[Task description] Pull out each line of the data that includes the word "PICTUREZ".
===== Data for this task
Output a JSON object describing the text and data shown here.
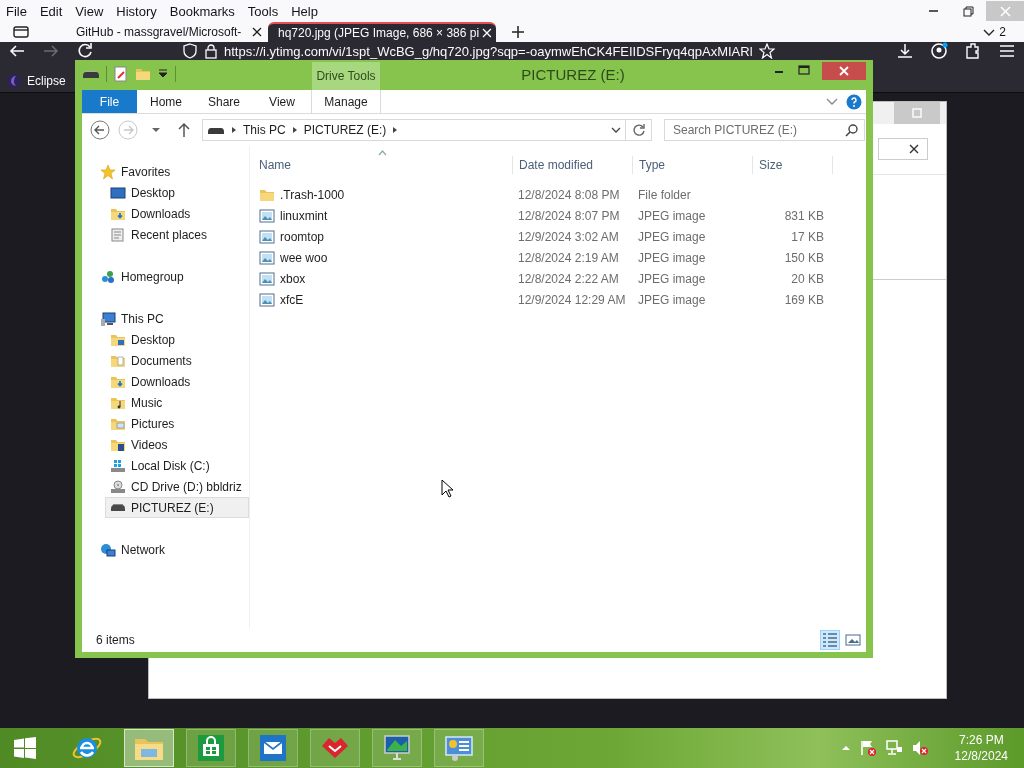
{
  "browser": {
    "menu": [
      "File",
      "Edit",
      "View",
      "History",
      "Bookmarks",
      "Tools",
      "Help"
    ],
    "tabs": [
      {
        "title": "GitHub - massgravel/Microsoft-",
        "selected": false
      },
      {
        "title": "hq720.jpg (JPEG Image, 686 × 386 pi",
        "selected": true
      }
    ],
    "tab_count": "2",
    "forward_disabled": true,
    "address": "https://i.ytimg.com/vi/1spt_WcBG_g/hq720.jpg?sqp=-oaymwEhCK4FEIIDSFryq4qpAxMIARl",
    "bookmarks": [
      "Eclipse"
    ]
  },
  "explorer": {
    "title": "PICTUREZ (E:)",
    "context_tab": "Drive Tools",
    "ribbon_tabs": [
      {
        "label": "File",
        "kind": "file"
      },
      {
        "label": "Home",
        "kind": "tab"
      },
      {
        "label": "Share",
        "kind": "tab"
      },
      {
        "label": "View",
        "kind": "tab"
      },
      {
        "label": "Manage",
        "kind": "context"
      }
    ],
    "forward_disabled": true,
    "breadcrumb": [
      "This PC",
      "PICTUREZ (E:)"
    ],
    "search": {
      "placeholder": "Search PICTUREZ (E:)"
    },
    "nav": [
      {
        "label": "Favorites",
        "kind": "star",
        "selected": false,
        "children": [
          {
            "label": "Desktop",
            "kind": "desktop",
            "selected": false
          },
          {
            "label": "Downloads",
            "kind": "downloads",
            "selected": false
          },
          {
            "label": "Recent places",
            "kind": "recent",
            "selected": false
          }
        ]
      },
      {
        "label": "Homegroup",
        "kind": "homegroup",
        "selected": false
      },
      {
        "label": "This PC",
        "kind": "pc",
        "selected": false,
        "children": [
          {
            "label": "Desktop",
            "kind": "desktop-folder",
            "selected": false
          },
          {
            "label": "Documents",
            "kind": "documents",
            "selected": false
          },
          {
            "label": "Downloads",
            "kind": "downloads",
            "selected": false
          },
          {
            "label": "Music",
            "kind": "music",
            "selected": false
          },
          {
            "label": "Pictures",
            "kind": "pictures",
            "selected": false
          },
          {
            "label": "Videos",
            "kind": "videos",
            "selected": false
          },
          {
            "label": "Local Disk (C:)",
            "kind": "disk",
            "selected": false
          },
          {
            "label": "CD Drive (D:) bbldriz",
            "kind": "cd",
            "selected": false
          },
          {
            "label": "PICTUREZ (E:)",
            "kind": "usb",
            "selected": true
          }
        ]
      },
      {
        "label": "Network",
        "kind": "network",
        "selected": false
      }
    ],
    "columns": [
      "Name",
      "Date modified",
      "Type",
      "Size"
    ],
    "rows": [
      {
        "name": ".Trash-1000",
        "kind": "folder",
        "date": "12/8/2024 8:08 PM",
        "type": "File folder"
      },
      {
        "name": "linuxmint",
        "kind": "image",
        "date": "12/8/2024 8:07 PM",
        "type": "JPEG image",
        "size": "831 KB"
      },
      {
        "name": "roomtop",
        "kind": "image",
        "date": "12/9/2024 3:02 AM",
        "type": "JPEG image",
        "size": "17 KB"
      },
      {
        "name": "wee woo",
        "kind": "image",
        "date": "12/8/2024 2:19 AM",
        "type": "JPEG image",
        "size": "150 KB"
      },
      {
        "name": "xbox",
        "kind": "image",
        "date": "12/8/2024 2:22 AM",
        "type": "JPEG image",
        "size": "20 KB"
      },
      {
        "name": "xfcE",
        "kind": "image",
        "date": "12/9/2024 12:29 AM",
        "type": "JPEG image",
        "size": "169 KB"
      }
    ],
    "status": "6 items",
    "views": [
      {
        "kind": "details",
        "selected": true
      },
      {
        "kind": "thumbnails",
        "selected": false
      }
    ]
  },
  "taskbar": {
    "apps": [
      {
        "kind": "ie",
        "running": false,
        "selected": false
      },
      {
        "kind": "explorer",
        "running": true,
        "selected": true
      },
      {
        "kind": "store",
        "running": true,
        "selected": false
      },
      {
        "kind": "mail",
        "running": true,
        "selected": false
      },
      {
        "kind": "red-app",
        "running": true,
        "selected": false
      },
      {
        "kind": "monitor",
        "running": true,
        "selected": false
      },
      {
        "kind": "control",
        "running": true,
        "selected": false
      }
    ],
    "time": "7:26 PM",
    "date": "12/8/2024"
  }
}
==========
[Task result]
    "title": "PICTUREZ (E:)",
      "PICTUREZ (E:)"
      "placeholder": "Search PICTUREZ (E:)"
            "label": "PICTUREZ (E:)",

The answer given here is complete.